Henry Kaku (born 1948) 

Kaku speaks openly about his family’s incarceration at Tule Lake during World War II. He teaches origami and Judo and offers free self-defense classes for Asian Americans. 

Charlie Toledo (born 1950) 

A midwife, activist and executive chair of Suscol Intertribal Council since 1992, Toledo works to build unity and preservation of Native American culture. 

Evelyn Cheatham (1953-2019) 

Cheatham founded Worth Our Weight, a café that taught professional culinary skills to about 500 young adults who would benefit from free, professional development. Cheatham taught in the SRJC Culinary Arts program and served annual community dinners.

Magi Fedorka (born 1958) 

Fedorka teaches and advocates for LGBTQ-rights. She was elected President of the Sonoma County Democratic Central Committee and presented the Pride Resolution before Sonoma County Supervisors in 1990. She teaches Health Services at SRJC and Mendocino College.

Vince Harper (1966-2021) 

Harper advocated for social and economic justice. He was Director of Community Engagement at Community Action Partnership where he worked for 32 years. 

Bernice Espinoza (born 1981) 

Poet and civil rights attorney, Espinoza provides free legal counsel to people in deportation proceedings.

Leave a Comment
About the Contributor
Amy Moore
Amy Moore, Reporter
Amy Moore is in her first semester at The Oak Leaf. She has published poetry, essays, and science articles.
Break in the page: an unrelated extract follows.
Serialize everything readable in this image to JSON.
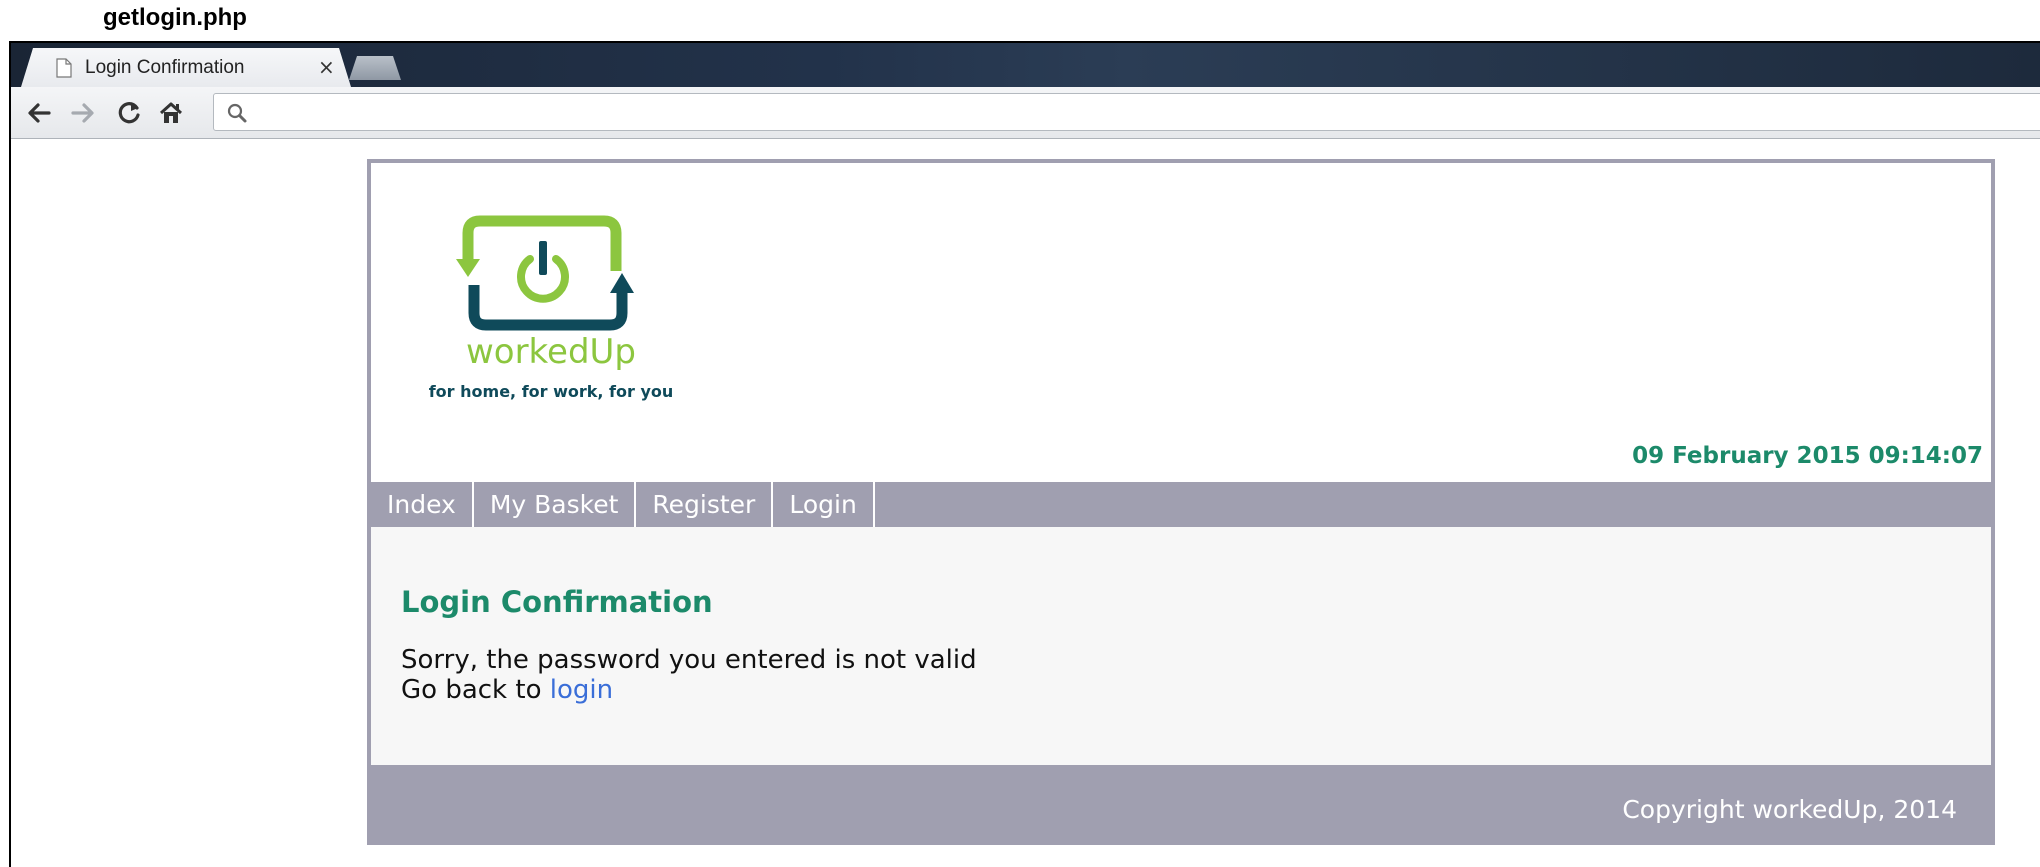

Comments (0)

All Reader Picks Sort: Newest

Your email address will not be published. Required fields are marked *